▸ Exercise instructions
Line tally for "JSON": state how many lines of the entries include it, with no other text.

▸ Data for the task
========

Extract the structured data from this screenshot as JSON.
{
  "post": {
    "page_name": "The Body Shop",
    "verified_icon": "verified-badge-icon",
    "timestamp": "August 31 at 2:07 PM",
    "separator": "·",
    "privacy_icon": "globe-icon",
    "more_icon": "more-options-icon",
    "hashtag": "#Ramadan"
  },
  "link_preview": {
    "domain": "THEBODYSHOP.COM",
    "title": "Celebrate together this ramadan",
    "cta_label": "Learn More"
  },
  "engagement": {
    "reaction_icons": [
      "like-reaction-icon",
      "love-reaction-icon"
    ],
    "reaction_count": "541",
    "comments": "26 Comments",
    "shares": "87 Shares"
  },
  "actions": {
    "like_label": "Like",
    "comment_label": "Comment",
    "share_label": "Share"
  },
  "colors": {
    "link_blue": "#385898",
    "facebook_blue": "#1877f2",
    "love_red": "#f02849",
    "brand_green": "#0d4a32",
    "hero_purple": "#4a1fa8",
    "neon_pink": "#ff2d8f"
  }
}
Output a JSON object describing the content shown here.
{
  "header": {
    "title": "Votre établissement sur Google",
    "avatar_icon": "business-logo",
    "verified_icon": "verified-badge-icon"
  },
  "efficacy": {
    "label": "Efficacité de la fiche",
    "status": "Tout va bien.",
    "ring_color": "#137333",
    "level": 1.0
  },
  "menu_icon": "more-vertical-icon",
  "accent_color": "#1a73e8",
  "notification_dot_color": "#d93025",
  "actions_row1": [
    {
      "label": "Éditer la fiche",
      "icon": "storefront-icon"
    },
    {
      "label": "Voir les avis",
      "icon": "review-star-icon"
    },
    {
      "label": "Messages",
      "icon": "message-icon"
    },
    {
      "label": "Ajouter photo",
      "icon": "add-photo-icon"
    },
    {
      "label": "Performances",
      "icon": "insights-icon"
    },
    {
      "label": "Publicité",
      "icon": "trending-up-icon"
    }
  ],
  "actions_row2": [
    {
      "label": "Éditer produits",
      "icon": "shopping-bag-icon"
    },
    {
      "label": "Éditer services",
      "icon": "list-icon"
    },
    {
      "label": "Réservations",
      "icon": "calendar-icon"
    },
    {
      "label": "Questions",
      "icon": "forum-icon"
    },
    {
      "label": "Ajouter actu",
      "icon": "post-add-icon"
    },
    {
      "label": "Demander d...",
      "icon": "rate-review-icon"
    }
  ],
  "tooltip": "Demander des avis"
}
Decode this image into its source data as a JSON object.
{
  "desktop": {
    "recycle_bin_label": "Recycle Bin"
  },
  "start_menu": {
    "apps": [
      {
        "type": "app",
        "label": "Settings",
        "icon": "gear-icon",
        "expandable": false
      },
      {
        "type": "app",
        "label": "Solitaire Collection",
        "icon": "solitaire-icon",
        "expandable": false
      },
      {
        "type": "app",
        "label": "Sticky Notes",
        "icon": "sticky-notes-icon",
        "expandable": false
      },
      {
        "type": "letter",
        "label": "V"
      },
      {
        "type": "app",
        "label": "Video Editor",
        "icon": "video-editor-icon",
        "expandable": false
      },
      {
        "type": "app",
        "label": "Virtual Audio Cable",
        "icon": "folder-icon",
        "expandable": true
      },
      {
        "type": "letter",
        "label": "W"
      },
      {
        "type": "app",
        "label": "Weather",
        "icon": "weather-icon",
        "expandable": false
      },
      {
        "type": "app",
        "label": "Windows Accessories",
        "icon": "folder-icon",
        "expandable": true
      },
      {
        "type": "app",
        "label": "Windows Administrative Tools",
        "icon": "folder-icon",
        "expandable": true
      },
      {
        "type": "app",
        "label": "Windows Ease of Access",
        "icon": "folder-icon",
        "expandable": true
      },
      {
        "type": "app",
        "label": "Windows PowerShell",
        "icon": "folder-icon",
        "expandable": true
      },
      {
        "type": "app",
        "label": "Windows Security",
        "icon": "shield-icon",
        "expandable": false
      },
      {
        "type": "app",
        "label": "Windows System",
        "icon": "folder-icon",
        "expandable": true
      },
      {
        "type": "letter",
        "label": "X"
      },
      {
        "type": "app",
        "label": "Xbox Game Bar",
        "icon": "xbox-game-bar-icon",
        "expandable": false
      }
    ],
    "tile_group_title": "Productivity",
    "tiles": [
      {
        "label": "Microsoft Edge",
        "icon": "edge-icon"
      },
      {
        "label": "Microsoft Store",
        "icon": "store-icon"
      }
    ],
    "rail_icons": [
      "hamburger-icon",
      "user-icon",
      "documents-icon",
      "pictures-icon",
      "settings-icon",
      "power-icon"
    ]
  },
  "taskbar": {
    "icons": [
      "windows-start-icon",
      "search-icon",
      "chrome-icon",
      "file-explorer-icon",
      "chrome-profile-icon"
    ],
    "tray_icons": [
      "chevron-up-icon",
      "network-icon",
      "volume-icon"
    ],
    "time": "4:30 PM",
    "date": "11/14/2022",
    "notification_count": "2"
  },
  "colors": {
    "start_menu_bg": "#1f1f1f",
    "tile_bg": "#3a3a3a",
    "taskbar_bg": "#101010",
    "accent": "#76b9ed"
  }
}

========

▸ Exercise result
3